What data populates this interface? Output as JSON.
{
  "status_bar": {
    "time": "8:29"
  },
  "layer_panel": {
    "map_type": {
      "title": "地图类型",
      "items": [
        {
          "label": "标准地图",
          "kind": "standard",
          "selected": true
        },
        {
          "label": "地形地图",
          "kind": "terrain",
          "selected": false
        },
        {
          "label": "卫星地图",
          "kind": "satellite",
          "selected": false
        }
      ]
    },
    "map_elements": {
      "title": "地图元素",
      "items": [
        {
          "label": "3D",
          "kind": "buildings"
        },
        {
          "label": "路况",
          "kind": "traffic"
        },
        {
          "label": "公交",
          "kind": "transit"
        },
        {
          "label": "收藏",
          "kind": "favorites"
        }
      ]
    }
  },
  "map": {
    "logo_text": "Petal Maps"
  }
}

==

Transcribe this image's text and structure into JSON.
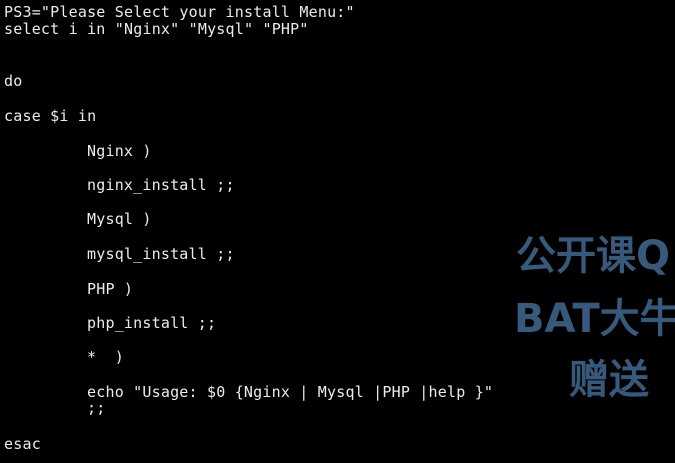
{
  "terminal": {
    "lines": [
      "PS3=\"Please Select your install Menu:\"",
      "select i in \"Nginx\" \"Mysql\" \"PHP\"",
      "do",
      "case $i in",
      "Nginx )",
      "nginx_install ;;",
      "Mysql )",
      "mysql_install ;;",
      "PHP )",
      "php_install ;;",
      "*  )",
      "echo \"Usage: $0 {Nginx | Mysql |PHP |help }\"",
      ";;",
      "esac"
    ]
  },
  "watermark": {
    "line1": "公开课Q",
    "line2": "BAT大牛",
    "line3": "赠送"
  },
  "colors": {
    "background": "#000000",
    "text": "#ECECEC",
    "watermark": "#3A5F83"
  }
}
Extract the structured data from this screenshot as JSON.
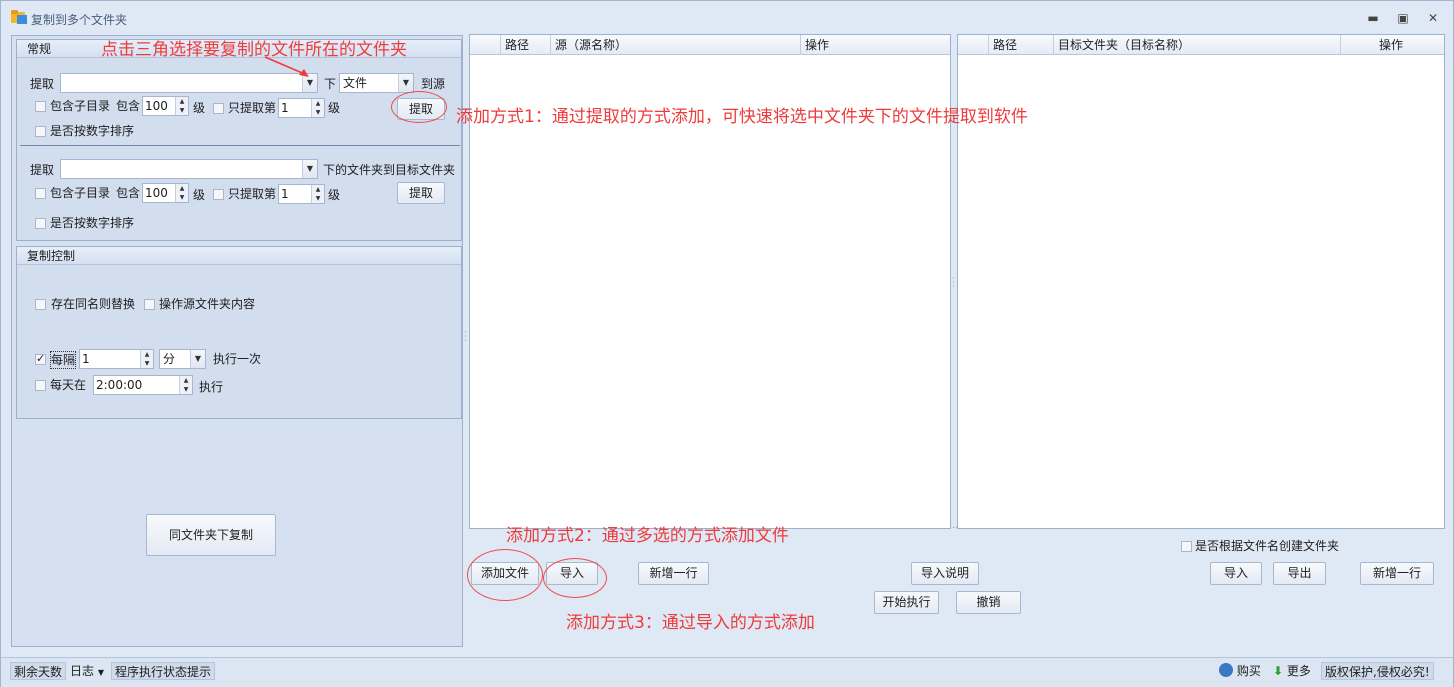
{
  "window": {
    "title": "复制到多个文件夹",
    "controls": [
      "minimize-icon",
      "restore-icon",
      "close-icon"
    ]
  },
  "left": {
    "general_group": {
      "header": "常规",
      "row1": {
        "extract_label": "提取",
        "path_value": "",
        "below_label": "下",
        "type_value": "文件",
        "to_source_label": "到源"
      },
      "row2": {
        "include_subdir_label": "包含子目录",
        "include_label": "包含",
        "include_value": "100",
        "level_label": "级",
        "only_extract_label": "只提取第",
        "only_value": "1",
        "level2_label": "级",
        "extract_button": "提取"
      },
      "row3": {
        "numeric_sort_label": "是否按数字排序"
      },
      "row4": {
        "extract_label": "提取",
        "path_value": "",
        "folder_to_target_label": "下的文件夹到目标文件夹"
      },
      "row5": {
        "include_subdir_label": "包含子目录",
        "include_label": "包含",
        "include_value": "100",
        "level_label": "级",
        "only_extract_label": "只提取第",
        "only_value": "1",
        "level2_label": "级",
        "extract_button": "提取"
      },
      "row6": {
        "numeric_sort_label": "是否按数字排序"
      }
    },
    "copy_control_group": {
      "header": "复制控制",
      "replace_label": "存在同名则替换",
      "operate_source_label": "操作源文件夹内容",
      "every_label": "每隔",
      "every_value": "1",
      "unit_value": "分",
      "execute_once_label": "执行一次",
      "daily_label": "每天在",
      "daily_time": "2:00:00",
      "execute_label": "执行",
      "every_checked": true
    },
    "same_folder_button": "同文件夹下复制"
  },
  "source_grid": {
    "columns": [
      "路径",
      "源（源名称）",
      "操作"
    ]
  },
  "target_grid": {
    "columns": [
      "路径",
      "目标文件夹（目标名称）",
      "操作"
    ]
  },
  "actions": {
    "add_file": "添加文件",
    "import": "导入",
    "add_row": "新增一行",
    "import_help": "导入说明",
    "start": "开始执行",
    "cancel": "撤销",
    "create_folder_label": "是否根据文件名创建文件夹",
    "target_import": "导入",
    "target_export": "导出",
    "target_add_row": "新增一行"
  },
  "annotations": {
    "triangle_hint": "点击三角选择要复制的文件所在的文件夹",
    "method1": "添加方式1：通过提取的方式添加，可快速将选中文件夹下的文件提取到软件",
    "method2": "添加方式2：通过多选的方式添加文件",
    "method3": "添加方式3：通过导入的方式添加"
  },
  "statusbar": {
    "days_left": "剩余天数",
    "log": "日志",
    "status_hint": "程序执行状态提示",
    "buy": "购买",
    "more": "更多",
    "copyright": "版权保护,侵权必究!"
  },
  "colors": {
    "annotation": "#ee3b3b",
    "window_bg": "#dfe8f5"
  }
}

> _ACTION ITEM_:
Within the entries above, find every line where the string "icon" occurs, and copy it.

> _PROBLEM SOLUTION_:
      "minimize-icon",
      "restore-icon",
      "close-icon"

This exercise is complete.